A homestead exemption removes part of the value of your property from taxation and therefore lowers the amount of your property taxes. Your home qualifies for an exemption if 1) you own it, and 2) it is your principal place of residence in January, when the county assesses annual property taxes. The amount of the exemption depends on state and county laws. What you should know:
- The application for homestead exemption is one-time only, free and there is no fee to apply. You must file your application for exemption by April 30 for an exemption to apply for that calendar year. You can apply for a retroactive exemption up to one year after the property tax delinquency date (normally February 1st). Get the application form here: https://www.comptroller.texas.gov/forms/50-114.pdf .
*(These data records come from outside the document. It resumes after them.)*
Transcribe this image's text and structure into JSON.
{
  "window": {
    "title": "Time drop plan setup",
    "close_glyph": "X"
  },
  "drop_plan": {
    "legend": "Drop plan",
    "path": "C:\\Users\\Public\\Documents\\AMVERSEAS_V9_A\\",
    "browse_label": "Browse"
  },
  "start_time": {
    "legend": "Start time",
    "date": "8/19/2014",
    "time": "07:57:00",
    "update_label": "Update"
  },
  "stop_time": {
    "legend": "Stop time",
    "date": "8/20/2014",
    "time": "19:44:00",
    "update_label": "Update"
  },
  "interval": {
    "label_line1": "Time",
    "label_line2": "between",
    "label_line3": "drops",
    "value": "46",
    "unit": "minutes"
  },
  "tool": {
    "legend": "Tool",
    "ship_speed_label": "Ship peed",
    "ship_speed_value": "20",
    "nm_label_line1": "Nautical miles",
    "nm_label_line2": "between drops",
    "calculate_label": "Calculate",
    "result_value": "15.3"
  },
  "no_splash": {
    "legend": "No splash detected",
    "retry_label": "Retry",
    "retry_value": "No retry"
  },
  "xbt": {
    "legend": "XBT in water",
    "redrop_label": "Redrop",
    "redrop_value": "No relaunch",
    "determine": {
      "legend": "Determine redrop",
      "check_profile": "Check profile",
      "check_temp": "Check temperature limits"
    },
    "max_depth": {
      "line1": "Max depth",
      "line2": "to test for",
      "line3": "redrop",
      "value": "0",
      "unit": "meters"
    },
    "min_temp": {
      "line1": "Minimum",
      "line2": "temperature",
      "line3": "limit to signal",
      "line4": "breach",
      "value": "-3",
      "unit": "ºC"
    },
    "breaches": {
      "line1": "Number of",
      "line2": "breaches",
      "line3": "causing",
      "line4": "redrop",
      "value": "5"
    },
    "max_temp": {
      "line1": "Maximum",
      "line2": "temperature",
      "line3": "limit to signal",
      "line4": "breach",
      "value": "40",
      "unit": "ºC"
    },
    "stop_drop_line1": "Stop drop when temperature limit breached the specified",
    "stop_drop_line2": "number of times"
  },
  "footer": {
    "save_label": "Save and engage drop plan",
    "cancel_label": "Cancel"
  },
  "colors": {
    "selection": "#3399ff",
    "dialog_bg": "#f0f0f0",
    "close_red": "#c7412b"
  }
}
· Your homestead can be a separate structure, condominium or a manufactured home located on leased land, as long as you own it. It can include up to 20 acres depending on location. For information about exemptions for manufactured homes, go to: www.tdhca.state.tx.us/mh/faqs-sol.htm
- A married couple can claim only one residence as a homestead. If you co-own the property where you live, the exemption is based the part that you own: for example, if you own 25%, your exemption is based on 25% of your homestead’s taxable value.
- You can still qualify for the exemption if you move away, as long as you do not establish another primary residence and you intend to return. For example, you could keep the exemption if you enter a nursing home, go away to college, or leave for another reason.
- If you rent part of your home or use part of it for a business, you still qualify for the exemption on the entire home, including the rented portion.
- If your homestead is damaged or destroyed by disaster, you can qualify for the homestead exemption for up to two years from the date physical preparation for rebuilding begins. You must build on the same property and live there afterward.
NO. Two different laws apply to homesteads: The Texas Tax Code has certain exemptions that allow you to reduce annual property taxes on your homestead. The Texas Property Code protects your homestead from a forced sale to satisfy creditors such as payday lenders and debt collectors. However, your homestead is NOT protected from foreclosure for certain debts, including:
- unpaid property taxes;
- missed mortgage payments;
- defaulted second liens for home equity loans or home equity lines of credit;
- unpaid federal income taxes (IRS liens);
- upaid past-due child support; and
- unpaid government-backed student loans.
It depends on the type of exemption and the amount allowed by your local taxing unit. For example, a homestead valued at $200,000 with the 20% exemption ($40,000) means you would pay property taxes as if your home were worth only $160,000. By law, every homestead is entitled to a school tax exemption of $15,000. Other exemptions include:
· Over 65. Special exemption if you are 65 or older and live in the homestead. If you are over 65 when you die, the exemption continues for your surviving spouse if 55 or older when you die. School taxes will be frozen (won’t increase) when you turn 65, and continues for 55-or-older surviving spouses.
- Disability. Exemption if you have disability, which is defined by whether you qualify for Social Security Disability benefits. If you are over 65 and have a disability, you must elect which exemption to take. A disabled child in the home will not qualify for disability homestead exemption.
- Veterans. Exemption for veterans who are disabled, spouses and survivors of disabled veterans, and spouses and survivors of military personnel killed on active duty. The amount of the exemption depends on the percentage of service-connected disability. 100% disabled = 100% exemption.
The taxing unit can put a lien on your homestead and foreclose on your home. After foreclosure, you have two years to buy it back. If your property taxes have been delinquent for more than 20 years, your homestead will no longer be subject to foreclosure for delinquent property taxes.